# WHAT YOU WILL DO
Copy out the data below. Keep every word as it is.

# DATASET RECORDS

=====

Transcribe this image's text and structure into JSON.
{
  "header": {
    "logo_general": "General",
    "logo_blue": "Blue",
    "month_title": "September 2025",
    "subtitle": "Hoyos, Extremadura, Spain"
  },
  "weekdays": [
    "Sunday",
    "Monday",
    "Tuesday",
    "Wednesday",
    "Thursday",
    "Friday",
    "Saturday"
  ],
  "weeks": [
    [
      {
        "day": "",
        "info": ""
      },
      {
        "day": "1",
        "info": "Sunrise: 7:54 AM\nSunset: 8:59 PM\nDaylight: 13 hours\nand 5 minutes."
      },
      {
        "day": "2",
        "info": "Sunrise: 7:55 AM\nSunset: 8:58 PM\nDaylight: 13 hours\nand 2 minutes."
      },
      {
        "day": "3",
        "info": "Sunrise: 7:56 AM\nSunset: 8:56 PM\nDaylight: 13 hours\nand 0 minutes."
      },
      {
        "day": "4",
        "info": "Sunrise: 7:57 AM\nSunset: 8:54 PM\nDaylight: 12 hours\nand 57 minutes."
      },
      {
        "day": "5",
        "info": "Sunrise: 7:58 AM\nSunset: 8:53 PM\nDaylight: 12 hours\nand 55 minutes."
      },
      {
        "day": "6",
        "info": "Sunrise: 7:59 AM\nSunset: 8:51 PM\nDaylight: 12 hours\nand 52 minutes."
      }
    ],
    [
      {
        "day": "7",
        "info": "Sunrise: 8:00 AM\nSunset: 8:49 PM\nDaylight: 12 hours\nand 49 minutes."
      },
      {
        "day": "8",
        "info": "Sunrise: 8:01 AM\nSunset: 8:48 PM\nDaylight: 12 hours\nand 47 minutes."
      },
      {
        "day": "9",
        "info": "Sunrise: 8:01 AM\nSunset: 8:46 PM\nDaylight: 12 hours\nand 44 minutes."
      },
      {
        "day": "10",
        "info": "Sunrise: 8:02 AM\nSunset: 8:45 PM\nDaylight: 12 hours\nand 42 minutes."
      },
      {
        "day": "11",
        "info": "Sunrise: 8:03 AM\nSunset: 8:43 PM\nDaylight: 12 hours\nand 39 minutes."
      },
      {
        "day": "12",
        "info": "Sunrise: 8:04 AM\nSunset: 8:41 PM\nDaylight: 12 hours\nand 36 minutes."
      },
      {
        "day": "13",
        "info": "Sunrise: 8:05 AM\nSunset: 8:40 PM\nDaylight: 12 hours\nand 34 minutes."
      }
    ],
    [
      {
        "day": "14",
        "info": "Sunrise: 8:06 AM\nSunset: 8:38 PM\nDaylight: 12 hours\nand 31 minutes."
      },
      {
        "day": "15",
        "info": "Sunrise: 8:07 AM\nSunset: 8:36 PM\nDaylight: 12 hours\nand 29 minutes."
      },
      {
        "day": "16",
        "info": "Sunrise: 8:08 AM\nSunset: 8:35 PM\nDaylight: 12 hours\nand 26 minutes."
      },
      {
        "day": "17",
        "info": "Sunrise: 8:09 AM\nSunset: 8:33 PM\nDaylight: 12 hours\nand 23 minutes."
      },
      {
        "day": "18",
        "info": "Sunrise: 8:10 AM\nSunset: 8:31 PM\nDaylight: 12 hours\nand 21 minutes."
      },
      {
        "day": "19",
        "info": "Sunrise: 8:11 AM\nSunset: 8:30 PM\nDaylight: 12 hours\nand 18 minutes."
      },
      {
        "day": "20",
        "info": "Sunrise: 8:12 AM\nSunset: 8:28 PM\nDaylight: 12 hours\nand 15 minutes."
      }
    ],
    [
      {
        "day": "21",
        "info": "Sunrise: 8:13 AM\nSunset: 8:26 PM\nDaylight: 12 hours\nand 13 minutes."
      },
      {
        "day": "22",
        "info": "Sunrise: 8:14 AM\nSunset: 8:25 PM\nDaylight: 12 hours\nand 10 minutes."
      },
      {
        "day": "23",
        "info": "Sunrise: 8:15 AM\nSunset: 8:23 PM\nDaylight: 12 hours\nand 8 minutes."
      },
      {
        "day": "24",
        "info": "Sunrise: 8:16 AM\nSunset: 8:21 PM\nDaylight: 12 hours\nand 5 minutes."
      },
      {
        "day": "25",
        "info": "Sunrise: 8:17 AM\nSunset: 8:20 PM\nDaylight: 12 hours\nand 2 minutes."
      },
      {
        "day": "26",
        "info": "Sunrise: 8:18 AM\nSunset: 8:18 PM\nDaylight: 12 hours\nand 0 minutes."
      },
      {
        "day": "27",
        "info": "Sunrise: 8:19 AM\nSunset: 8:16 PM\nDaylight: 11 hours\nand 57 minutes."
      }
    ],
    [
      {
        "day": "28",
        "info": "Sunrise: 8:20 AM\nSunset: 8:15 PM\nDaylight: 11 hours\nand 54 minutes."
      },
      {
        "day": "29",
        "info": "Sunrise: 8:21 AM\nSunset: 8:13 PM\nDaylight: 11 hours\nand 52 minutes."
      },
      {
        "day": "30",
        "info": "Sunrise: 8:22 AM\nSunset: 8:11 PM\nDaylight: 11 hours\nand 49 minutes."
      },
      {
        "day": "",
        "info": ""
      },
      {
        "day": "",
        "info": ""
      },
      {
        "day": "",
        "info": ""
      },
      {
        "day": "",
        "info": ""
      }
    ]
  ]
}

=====

# ANSWER BELOW
Transcribe this image's text and structure into JSON.
{
  "header": {
    "logo_general": "General",
    "logo_blue": "Blue",
    "month_title": "September 2025",
    "subtitle": "Hoyos, Extremadura, Spain"
  },
  "weekdays": [
    "Sunday",
    "Monday",
    "Tuesday",
    "Wednesday",
    "Thursday",
    "Friday",
    "Saturday"
  ],
  "weeks": [
    [
      {
        "day": "",
        "info": ""
      },
      {
        "day": "1",
        "info": "Sunrise: 7:54 AM\nSunset: 8:59 PM\nDaylight: 13 hours\nand 5 minutes."
      },
      {
        "day": "2",
        "info": "Sunrise: 7:55 AM\nSunset: 8:58 PM\nDaylight: 13 hours\nand 2 minutes."
      },
      {
        "day": "3",
        "info": "Sunrise: 7:56 AM\nSunset: 8:56 PM\nDaylight: 13 hours\nand 0 minutes."
      },
      {
        "day": "4",
        "info": "Sunrise: 7:57 AM\nSunset: 8:54 PM\nDaylight: 12 hours\nand 57 minutes."
      },
      {
        "day": "5",
        "info": "Sunrise: 7:58 AM\nSunset: 8:53 PM\nDaylight: 12 hours\nand 55 minutes."
      },
      {
        "day": "6",
        "info": "Sunrise: 7:59 AM\nSunset: 8:51 PM\nDaylight: 12 hours\nand 52 minutes."
      }
    ],
    [
      {
        "day": "7",
        "info": "Sunrise: 8:00 AM\nSunset: 8:49 PM\nDaylight: 12 hours\nand 49 minutes."
      },
      {
        "day": "8",
        "info": "Sunrise: 8:01 AM\nSunset: 8:48 PM\nDaylight: 12 hours\nand 47 minutes."
      },
      {
        "day": "9",
        "info": "Sunrise: 8:01 AM\nSunset: 8:46 PM\nDaylight: 12 hours\nand 44 minutes."
      },
      {
        "day": "10",
        "info": "Sunrise: 8:02 AM\nSunset: 8:45 PM\nDaylight: 12 hours\nand 42 minutes."
      },
      {
        "day": "11",
        "info": "Sunrise: 8:03 AM\nSunset: 8:43 PM\nDaylight: 12 hours\nand 39 minutes."
      },
      {
        "day": "12",
        "info": "Sunrise: 8:04 AM\nSunset: 8:41 PM\nDaylight: 12 hours\nand 36 minutes."
      },
      {
        "day": "13",
        "info": "Sunrise: 8:05 AM\nSunset: 8:40 PM\nDaylight: 12 hours\nand 34 minutes."
      }
    ],
    [
      {
        "day": "14",
        "info": "Sunrise: 8:06 AM\nSunset: 8:38 PM\nDaylight: 12 hours\nand 31 minutes."
      },
      {
        "day": "15",
        "info": "Sunrise: 8:07 AM\nSunset: 8:36 PM\nDaylight: 12 hours\nand 29 minutes."
      },
      {
        "day": "16",
        "info": "Sunrise: 8:08 AM\nSunset: 8:35 PM\nDaylight: 12 hours\nand 26 minutes."
      },
      {
        "day": "17",
        "info": "Sunrise: 8:09 AM\nSunset: 8:33 PM\nDaylight: 12 hours\nand 23 minutes."
      },
      {
        "day": "18",
        "info": "Sunrise: 8:10 AM\nSunset: 8:31 PM\nDaylight: 12 hours\nand 21 minutes."
      },
      {
        "day": "19",
        "info": "Sunrise: 8:11 AM\nSunset: 8:30 PM\nDaylight: 12 hours\nand 18 minutes."
      },
      {
        "day": "20",
        "info": "Sunrise: 8:12 AM\nSunset: 8:28 PM\nDaylight: 12 hours\nand 15 minutes."
      }
    ],
    [
      {
        "day": "21",
        "info": "Sunrise: 8:13 AM\nSunset: 8:26 PM\nDaylight: 12 hours\nand 13 minutes."
      },
      {
        "day": "22",
        "info": "Sunrise: 8:14 AM\nSunset: 8:25 PM\nDaylight: 12 hours\nand 10 minutes."
      },
      {
        "day": "23",
        "info": "Sunrise: 8:15 AM\nSunset: 8:23 PM\nDaylight: 12 hours\nand 8 minutes."
      },
      {
        "day": "24",
        "info": "Sunrise: 8:16 AM\nSunset: 8:21 PM\nDaylight: 12 hours\nand 5 minutes."
      },
      {
        "day": "25",
        "info": "Sunrise: 8:17 AM\nSunset: 8:20 PM\nDaylight: 12 hours\nand 2 minutes."
      },
      {
        "day": "26",
        "info": "Sunrise: 8:18 AM\nSunset: 8:18 PM\nDaylight: 12 hours\nand 0 minutes."
      },
      {
        "day": "27",
        "info": "Sunrise: 8:19 AM\nSunset: 8:16 PM\nDaylight: 11 hours\nand 57 minutes."
      }
    ],
    [
      {
        "day": "28",
        "info": "Sunrise: 8:20 AM\nSunset: 8:15 PM\nDaylight: 11 hours\nand 54 minutes."
      },
      {
        "day": "29",
        "info": "Sunrise: 8:21 AM\nSunset: 8:13 PM\nDaylight: 11 hours\nand 52 minutes."
      },
      {
        "day": "30",
        "info": "Sunrise: 8:22 AM\nSunset: 8:11 PM\nDaylight: 11 hours\nand 49 minutes."
      },
      {
        "day": "",
        "info": ""
      },
      {
        "day": "",
        "info": ""
      },
      {
        "day": "",
        "info": ""
      },
      {
        "day": "",
        "info": ""
      }
    ]
  ]
}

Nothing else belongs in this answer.